Submariner’s wartime memoirs published

Not the Ships recounts experiences of Frederick Sherwood

The wartime memoirs of Canada’s most highly decorated submariner, Frederick H. Sherwood, have been co-authored by his son, Abbotsford publisher Philip Sherwood.

It’s Not the Ships recounts the experiences of the late Sherwood, from the time he joined the Royal Canadian Naval Volunteer Reserve (RCNVR) in 1933 until 1946.

During World War II, Sherwood served in the Royal Navy’s submarine service for five years and became the first Canadian to command an RN “boat.”

It’s Not the Ships has drawn enthusiastic reviews from Canadian submariners and naval historians.

“Only a few Canadians have commanded a submarine during wartime,” explained Commodore Larry Hickey RCN (Ret’d), a former submariner. “As such, Sherwood is an important part of Canadian submarine history.

“His memoir fills a void — it’s the first one ever of a wartime Canadian submarine commander, and it’s well told.”

“My father often said that the war left its stamp on him,” said Philip Sherwood.

“He liked to talk about his experiences, and as he was an engaging raconteur, we eventually persuaded him to commit his story to print.

“We supplemented his manuscript with material gleaned from several primary sources – his wartime correspondence, patrol and log reports from the UK Archives, photos from the Imperial War Museum and the Royal Navy Submarine Museum, and newspaper reports.
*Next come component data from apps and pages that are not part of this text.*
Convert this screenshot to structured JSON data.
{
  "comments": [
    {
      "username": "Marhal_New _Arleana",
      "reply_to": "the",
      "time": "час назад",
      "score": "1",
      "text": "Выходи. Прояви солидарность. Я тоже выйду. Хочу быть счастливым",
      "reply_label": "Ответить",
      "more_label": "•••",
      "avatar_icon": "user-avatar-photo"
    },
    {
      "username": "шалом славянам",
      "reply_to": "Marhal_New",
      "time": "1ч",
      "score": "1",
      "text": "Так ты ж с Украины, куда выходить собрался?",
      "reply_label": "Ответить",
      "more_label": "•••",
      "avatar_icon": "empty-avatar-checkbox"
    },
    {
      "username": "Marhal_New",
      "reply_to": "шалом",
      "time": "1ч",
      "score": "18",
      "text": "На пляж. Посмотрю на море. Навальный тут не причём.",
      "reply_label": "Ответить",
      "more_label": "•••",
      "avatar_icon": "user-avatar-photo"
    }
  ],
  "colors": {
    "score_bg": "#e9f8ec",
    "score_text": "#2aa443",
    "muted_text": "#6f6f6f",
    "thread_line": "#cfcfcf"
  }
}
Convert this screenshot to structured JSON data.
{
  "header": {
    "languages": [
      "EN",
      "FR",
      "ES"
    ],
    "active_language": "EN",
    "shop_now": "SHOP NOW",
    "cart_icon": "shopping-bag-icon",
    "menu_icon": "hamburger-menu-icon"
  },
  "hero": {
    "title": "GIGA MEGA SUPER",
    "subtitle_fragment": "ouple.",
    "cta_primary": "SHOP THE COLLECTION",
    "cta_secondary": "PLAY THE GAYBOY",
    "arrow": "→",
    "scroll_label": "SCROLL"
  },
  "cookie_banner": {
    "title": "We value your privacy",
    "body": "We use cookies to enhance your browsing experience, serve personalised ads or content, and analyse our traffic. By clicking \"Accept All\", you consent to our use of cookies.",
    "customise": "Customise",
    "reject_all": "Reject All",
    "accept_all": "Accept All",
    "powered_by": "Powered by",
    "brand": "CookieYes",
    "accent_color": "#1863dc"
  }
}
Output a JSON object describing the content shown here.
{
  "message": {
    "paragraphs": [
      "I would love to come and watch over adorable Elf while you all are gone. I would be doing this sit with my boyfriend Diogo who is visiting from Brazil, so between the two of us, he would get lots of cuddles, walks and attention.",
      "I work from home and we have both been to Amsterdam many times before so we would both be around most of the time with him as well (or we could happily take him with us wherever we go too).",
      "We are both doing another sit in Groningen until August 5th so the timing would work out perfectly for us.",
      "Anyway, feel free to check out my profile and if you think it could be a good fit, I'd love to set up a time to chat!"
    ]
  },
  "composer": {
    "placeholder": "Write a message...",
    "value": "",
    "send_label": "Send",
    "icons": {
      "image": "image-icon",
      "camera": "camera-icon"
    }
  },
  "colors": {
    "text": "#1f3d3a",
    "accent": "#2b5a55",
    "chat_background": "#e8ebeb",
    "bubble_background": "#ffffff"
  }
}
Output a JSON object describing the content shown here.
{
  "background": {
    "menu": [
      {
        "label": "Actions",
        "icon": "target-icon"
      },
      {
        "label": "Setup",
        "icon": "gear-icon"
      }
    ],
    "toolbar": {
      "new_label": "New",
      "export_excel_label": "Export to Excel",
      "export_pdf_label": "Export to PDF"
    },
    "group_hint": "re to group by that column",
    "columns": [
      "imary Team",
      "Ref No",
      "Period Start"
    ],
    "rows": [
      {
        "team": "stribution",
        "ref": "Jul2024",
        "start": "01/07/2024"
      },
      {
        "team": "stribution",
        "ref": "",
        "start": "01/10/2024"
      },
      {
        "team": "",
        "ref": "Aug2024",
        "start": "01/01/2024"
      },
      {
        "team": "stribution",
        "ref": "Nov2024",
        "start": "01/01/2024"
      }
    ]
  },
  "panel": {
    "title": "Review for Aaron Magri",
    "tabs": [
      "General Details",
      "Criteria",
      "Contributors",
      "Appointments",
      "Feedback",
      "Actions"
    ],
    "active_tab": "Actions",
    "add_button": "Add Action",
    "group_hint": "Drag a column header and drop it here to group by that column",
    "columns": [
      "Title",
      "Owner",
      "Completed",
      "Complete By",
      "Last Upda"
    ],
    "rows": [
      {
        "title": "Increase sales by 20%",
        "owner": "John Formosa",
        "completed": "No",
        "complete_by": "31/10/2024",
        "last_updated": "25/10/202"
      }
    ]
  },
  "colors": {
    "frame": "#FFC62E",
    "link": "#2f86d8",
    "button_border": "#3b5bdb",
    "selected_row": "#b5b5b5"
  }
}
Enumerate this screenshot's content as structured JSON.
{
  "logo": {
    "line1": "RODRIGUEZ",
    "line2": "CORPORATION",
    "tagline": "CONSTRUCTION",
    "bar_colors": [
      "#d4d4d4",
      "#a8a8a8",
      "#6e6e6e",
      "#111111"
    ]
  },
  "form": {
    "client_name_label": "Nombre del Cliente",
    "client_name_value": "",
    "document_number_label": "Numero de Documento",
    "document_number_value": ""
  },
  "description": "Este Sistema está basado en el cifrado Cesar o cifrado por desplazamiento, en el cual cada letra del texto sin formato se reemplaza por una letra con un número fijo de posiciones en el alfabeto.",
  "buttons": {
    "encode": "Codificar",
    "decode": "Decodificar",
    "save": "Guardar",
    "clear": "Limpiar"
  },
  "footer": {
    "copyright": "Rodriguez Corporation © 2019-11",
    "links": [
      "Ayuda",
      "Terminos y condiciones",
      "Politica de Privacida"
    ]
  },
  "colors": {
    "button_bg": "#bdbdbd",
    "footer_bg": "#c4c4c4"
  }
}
“It all comes together as an engaging account of one of the trailblazers of Canada’s submarine service.”